What to do. Every line containing "icon" should be copied out. Go through the entries and find them.

Data under study.
BEGIN

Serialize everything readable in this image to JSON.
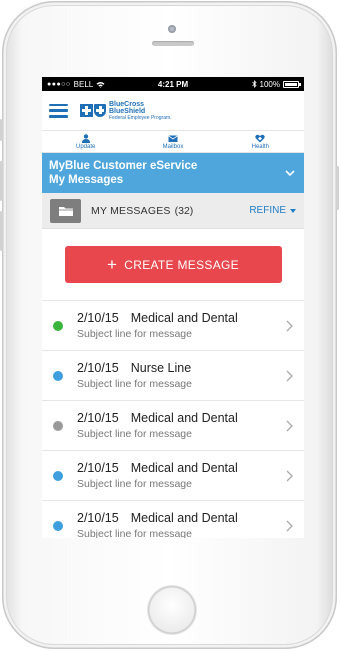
{
  "status_bar": {
    "carrier": "BELL",
    "time": "4:21 PM",
    "battery": "100%"
  },
  "header": {
    "logo_line1": "BlueCross",
    "logo_line2": "BlueShield",
    "logo_line3": "Federal Employee Program."
  },
  "tabs": [
    {
      "label": "Update",
      "icon": "person-icon"
    },
    {
      "label": "Mailbox",
      "icon": "mail-icon"
    },
    {
      "label": "Health",
      "icon": "heart-icon"
    }
  ],
  "banner": {
    "line1": "MyBlue Customer eService",
    "line2": "My Messages"
  },
  "messages_header": {
    "title": "MY MESSAGES",
    "count": "(32)",
    "refine_label": "REFINE"
  },
  "create_button": {
    "label": "CREATE MESSAGE"
  },
  "colors": {
    "accent_blue": "#1f6fb6",
    "banner_blue": "#4ea6dd",
    "create_red": "#e8474d"
  },
  "messages": [
    {
      "date": "2/10/15",
      "title": "Medical and Dental",
      "subject": "Subject line for message",
      "status_color": "#3cb53c"
    },
    {
      "date": "2/10/15",
      "title": "Nurse Line",
      "subject": "Subject line for message",
      "status_color": "#3e9fdc"
    },
    {
      "date": "2/10/15",
      "title": "Medical and Dental",
      "subject": "Subject line for message",
      "status_color": "#9a9a9a"
    },
    {
      "date": "2/10/15",
      "title": "Medical and Dental",
      "subject": "Subject line for message",
      "status_color": "#3e9fdc"
    },
    {
      "date": "2/10/15",
      "title": "Medical and Dental",
      "subject": "Subject line for message",
      "status_color": "#3e9fdc"
    }
  ]
}
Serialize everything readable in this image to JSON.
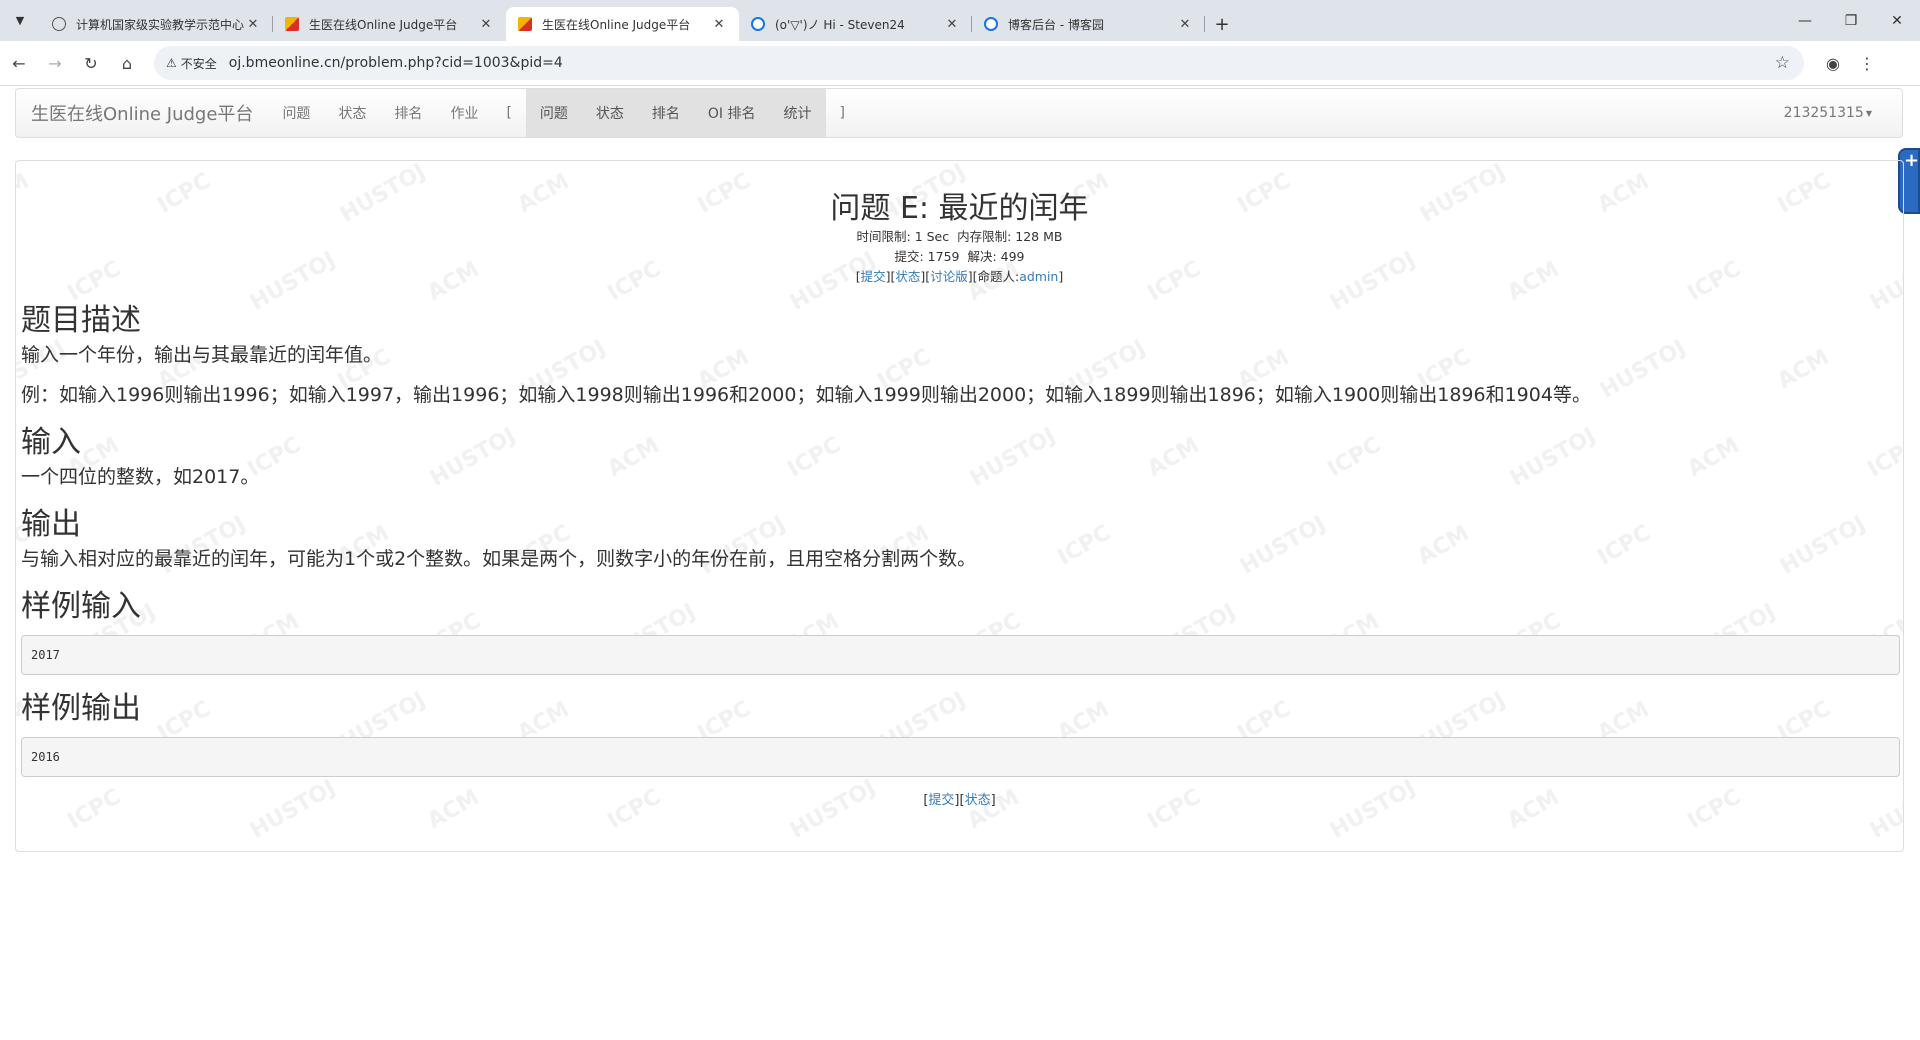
{
  "browser": {
    "tabs": [
      {
        "title": "计算机国家级实验教学示范中心",
        "icon": "globe-icon",
        "active": false
      },
      {
        "title": "生医在线Online Judge平台",
        "icon": "oj-favicon",
        "active": false
      },
      {
        "title": "生医在线Online Judge平台",
        "icon": "oj-favicon",
        "active": true
      },
      {
        "title": "(o'▽')ノ Hi - Steven24",
        "icon": "blog-icon",
        "active": false
      },
      {
        "title": "博客后台 - 博客园",
        "icon": "cnblogs-icon",
        "active": false
      }
    ],
    "security_label": "不安全",
    "url": "oj.bmeonline.cn/problem.php?cid=1003&pid=4"
  },
  "navbar": {
    "brand": "生医在线Online Judge平台",
    "items": [
      "问题",
      "状态",
      "排名",
      "作业",
      "["
    ],
    "contest_items": [
      "问题",
      "状态",
      "排名",
      "OI 排名",
      "统计"
    ],
    "close_bracket": "]",
    "user": "213251315"
  },
  "problem": {
    "title": "问题 E: 最近的闰年",
    "time_limit": "时间限制: 1 Sec",
    "memory_limit": "内存限制: 128 MB",
    "submit_count": "提交: 1759",
    "solved_count": "解决: 499",
    "links": {
      "submit": "提交",
      "status": "状态",
      "discuss": "讨论版",
      "author_label": "命题人:",
      "author": "admin"
    },
    "sections": {
      "description_h": "题目描述",
      "description_1": "输入一个年份，输出与其最靠近的闰年值。",
      "description_2": "例：如输入1996则输出1996；如输入1997，输出1996；如输入1998则输出1996和2000；如输入1999则输出2000；如输入1899则输出1896；如输入1900则输出1896和1904等。",
      "input_h": "输入",
      "input": "一个四位的整数，如2017。",
      "output_h": "输出",
      "output": "与输入相对应的最靠近的闰年，可能为1个或2个整数。如果是两个，则数字小的年份在前，且用空格分割两个数。",
      "sample_in_h": "样例输入",
      "sample_in": "2017",
      "sample_out_h": "样例输出",
      "sample_out": "2016"
    },
    "footer": {
      "submit": "提交",
      "status": "状态"
    }
  },
  "watermark": [
    "ACM",
    "ICPC",
    "HUSTOJ"
  ]
}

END

Your response.
      "icon": "person-icon"
      "icon": "mail-icon"
      "icon": "heart-icon"
        "icon": "globe-icon",
        "icon": "oj-favicon",
        "icon": "oj-favicon",
        "icon": "blog-icon",
        "icon": "cnblogs-icon",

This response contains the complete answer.